The authentic is an elusive quality in public life today, like a shimmering mirage on a summer day that continually retreats into the distance until it disappears over the horizon.
I was reminded of this absence, by contrast, last evening. While surfing YouTube, I stumbled upon a clip of Robert Kennedy speaking to students at New York’s Columbia University when he was running for Senator. I had forgotten how unimpressive a figure he cut. Bobby had a bad haircut, his rumpled suit hung limply on his spare frame, and he seemed to protect himself against the crowd by hunching his shoulders. He nervously clenched a rolled-up paper in one hand. His speaking style, sometimes hesitating, never with an easy flow, revealed he was not really comfortable in this kind of crowd scene.

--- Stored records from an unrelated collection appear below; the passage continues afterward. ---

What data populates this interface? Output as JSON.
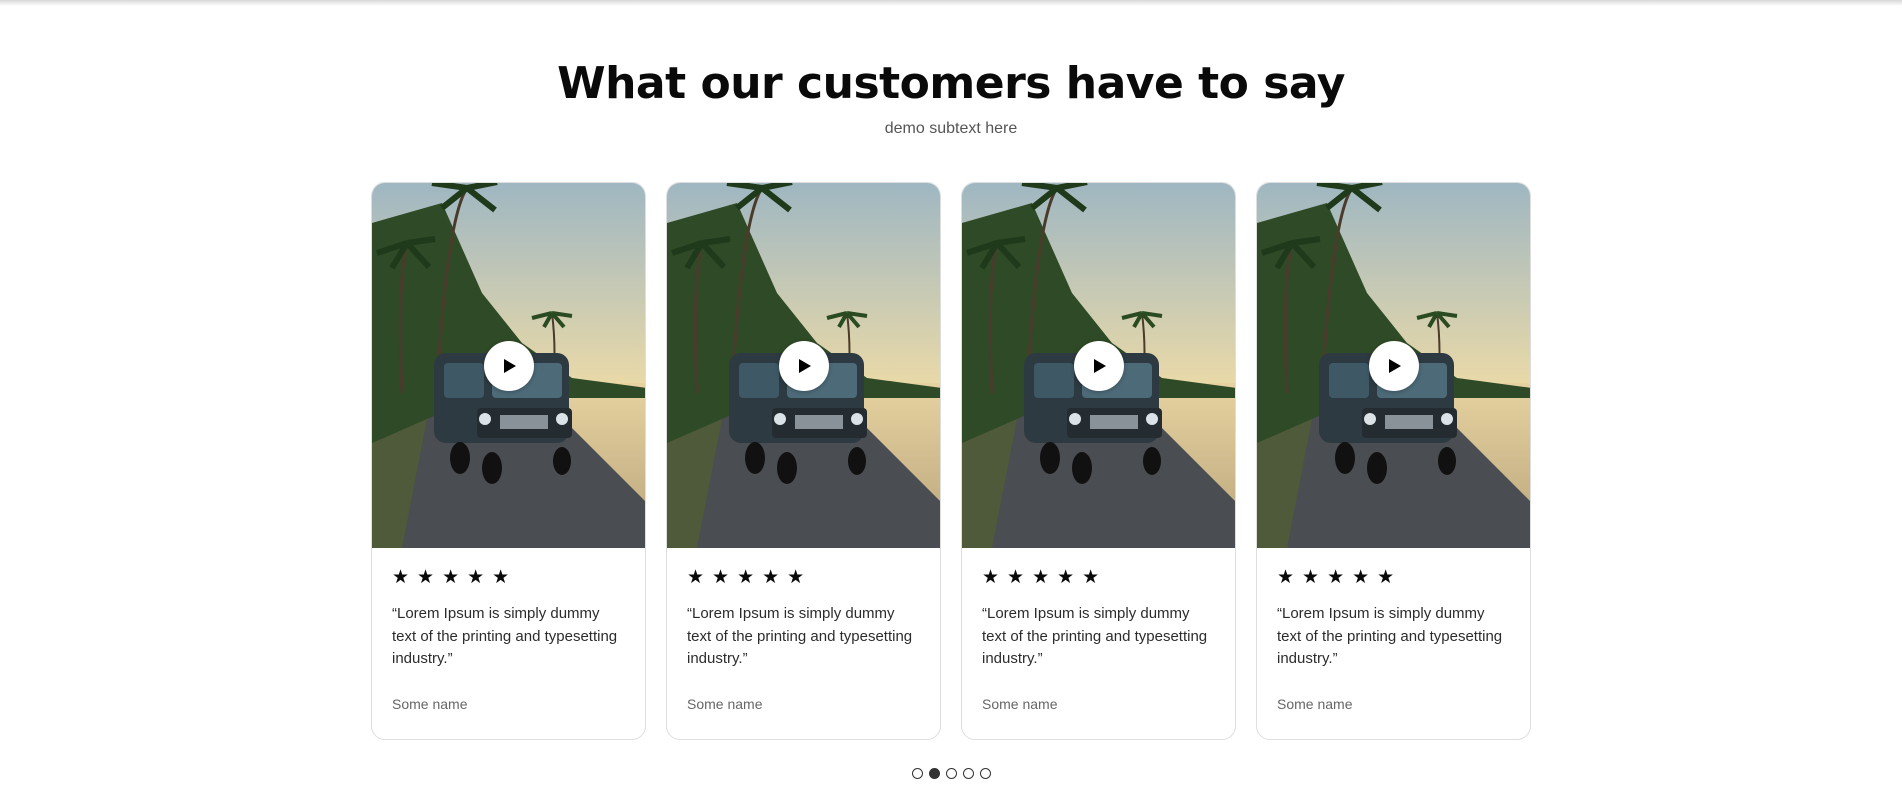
{
  "section": {
    "title": "What our customers have to say",
    "subtitle": "demo subtext here"
  },
  "testimonials": [
    {
      "rating": 5,
      "stars": "★★★★★",
      "quote": "“Lorem Ipsum is simply dummy text of the printing and typesetting industry.”",
      "author": "Some name",
      "media_icon": "play-icon"
    },
    {
      "rating": 5,
      "stars": "★★★★★",
      "quote": "“Lorem Ipsum is simply dummy text of the printing and typesetting industry.”",
      "author": "Some name",
      "media_icon": "play-icon"
    },
    {
      "rating": 5,
      "stars": "★★★★★",
      "quote": "“Lorem Ipsum is simply dummy text of the printing and typesetting industry.”",
      "author": "Some name",
      "media_icon": "play-icon"
    },
    {
      "rating": 5,
      "stars": "★★★★★",
      "quote": "“Lorem Ipsum is simply dummy text of the printing and typesetting industry.”",
      "author": "Some name",
      "media_icon": "play-icon"
    }
  ],
  "pagination": {
    "count": 5,
    "active_index": 1
  },
  "colors": {
    "heading": "#0a0a0a",
    "card_border": "#dedede",
    "dot_active": "#333333"
  }
}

The unscreened questions from the students, while not hostile, challenged Kennedy on key issues of the campaign. As he answered each question, occasionally jabbing the air for emphasis, he won the students over. While watching, I soon understood why they responded. It was not on the basis of his policies or proposals, but due to the feeling with which he touched them. The students sensed something about Bobby Kennedy, something palpable, based on his plain words and on his prior record as Attorney General during the early battles for civil rights. Simply stated, Robert Kennedy meant it. Whether they agreed with him or thought he was a reckless liberal, the students realized after a short time that they were seeing a public figure who meant it.

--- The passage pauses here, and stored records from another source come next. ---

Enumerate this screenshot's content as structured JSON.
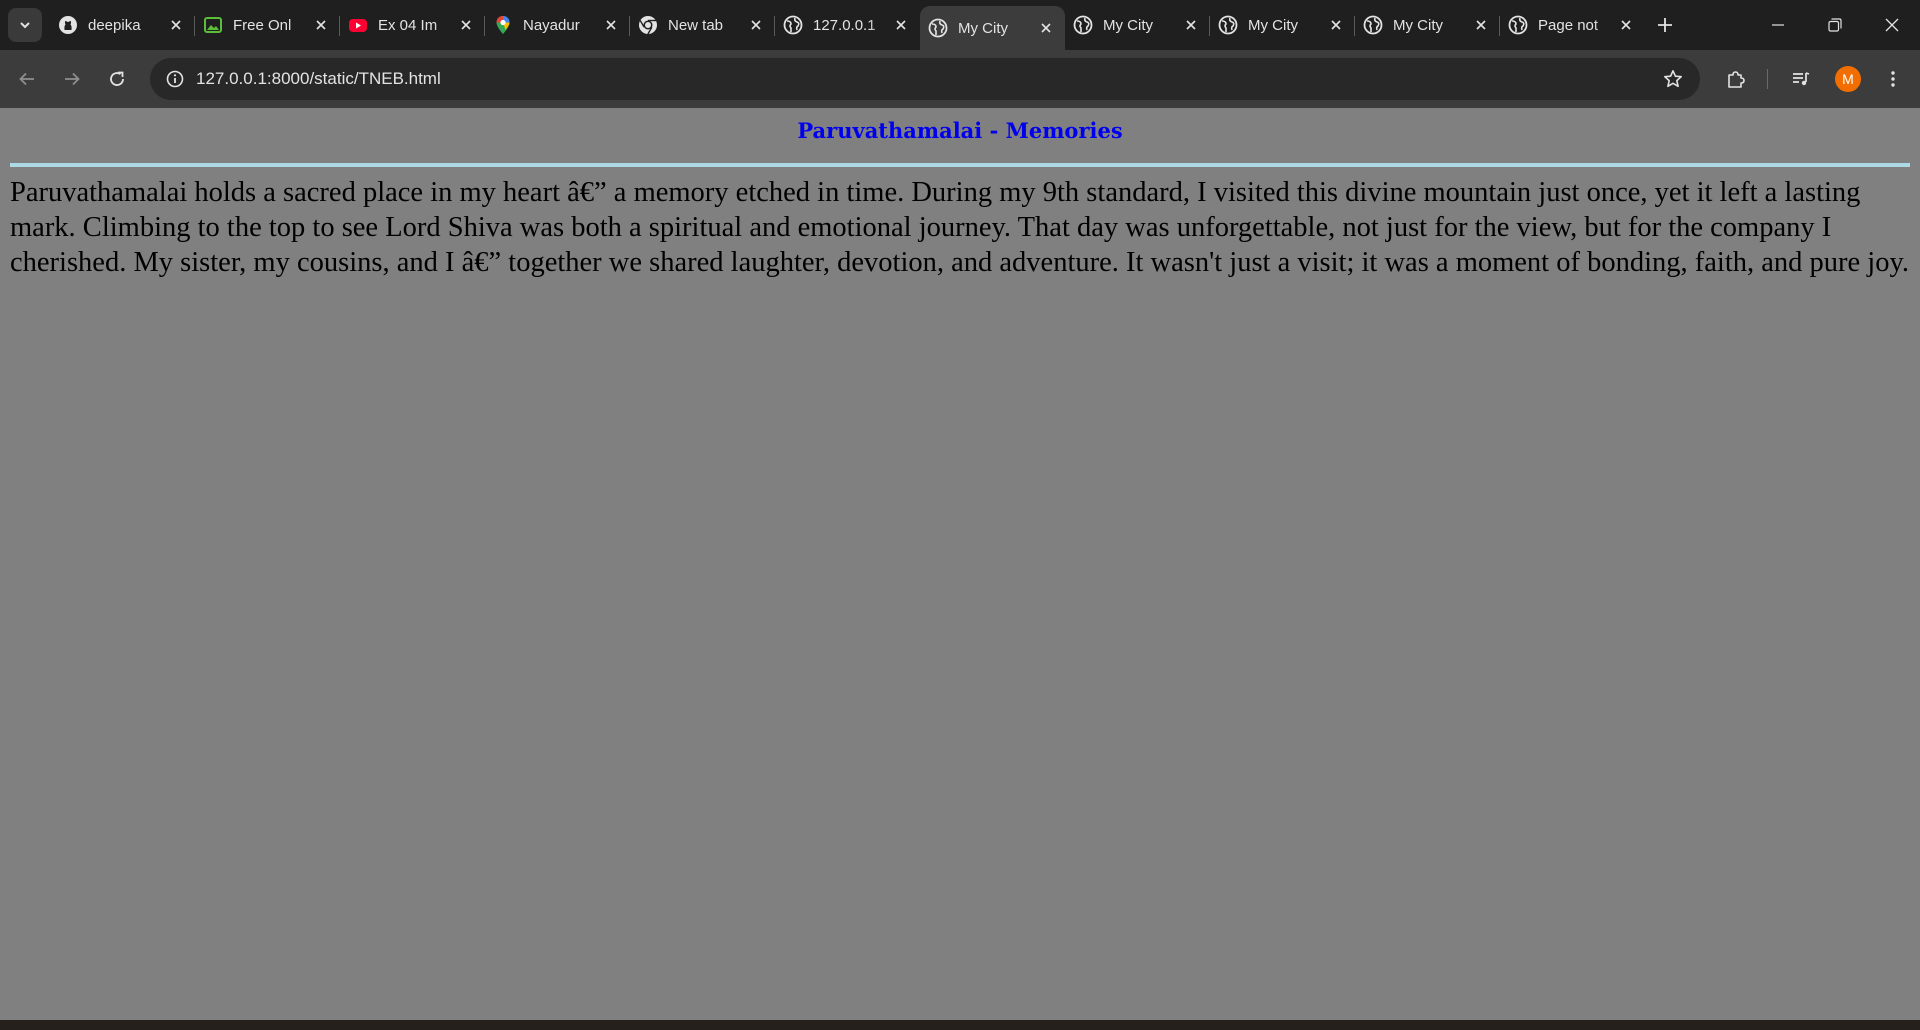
{
  "browser": {
    "tabs": [
      {
        "title": "deepika",
        "icon": "github-icon"
      },
      {
        "title": "Free Onl",
        "icon": "image-app-icon"
      },
      {
        "title": "Ex 04 Im",
        "icon": "youtube-icon"
      },
      {
        "title": "Nayadur",
        "icon": "maps-pin-icon"
      },
      {
        "title": "New tab",
        "icon": "chrome-icon"
      },
      {
        "title": "127.0.0.1",
        "icon": "globe-icon"
      },
      {
        "title": "My City",
        "icon": "globe-icon",
        "active": true
      },
      {
        "title": "My City",
        "icon": "globe-icon"
      },
      {
        "title": "My City",
        "icon": "globe-icon"
      },
      {
        "title": "My City",
        "icon": "globe-icon"
      },
      {
        "title": "Page not",
        "icon": "globe-icon"
      }
    ],
    "address_bar": {
      "url": "127.0.0.1:8000/static/TNEB.html"
    },
    "profile": {
      "initial": "M",
      "color": "#f26e00"
    }
  },
  "page": {
    "heading": "Paruvathamalai - Memories",
    "paragraph": "Paruvathamalai holds a sacred place in my heart â€” a memory etched in time. During my 9th standard, I visited this divine mountain just once, yet it left a lasting mark. Climbing to the top to see Lord Shiva was both a spiritual and emotional journey. That day was unforgettable, not just for the view, but for the company I cherished. My sister, my cousins, and I â€” together we shared laughter, devotion, and adventure. It wasn't just a visit; it was a moment of bonding, faith, and pure joy.",
    "colors": {
      "background": "#808080",
      "heading": "#0000ee",
      "rule": "#add8e6",
      "text": "#000000"
    }
  }
}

When Kennedy left the auditorium, the students stood and applauded. They felt connected to the authentic.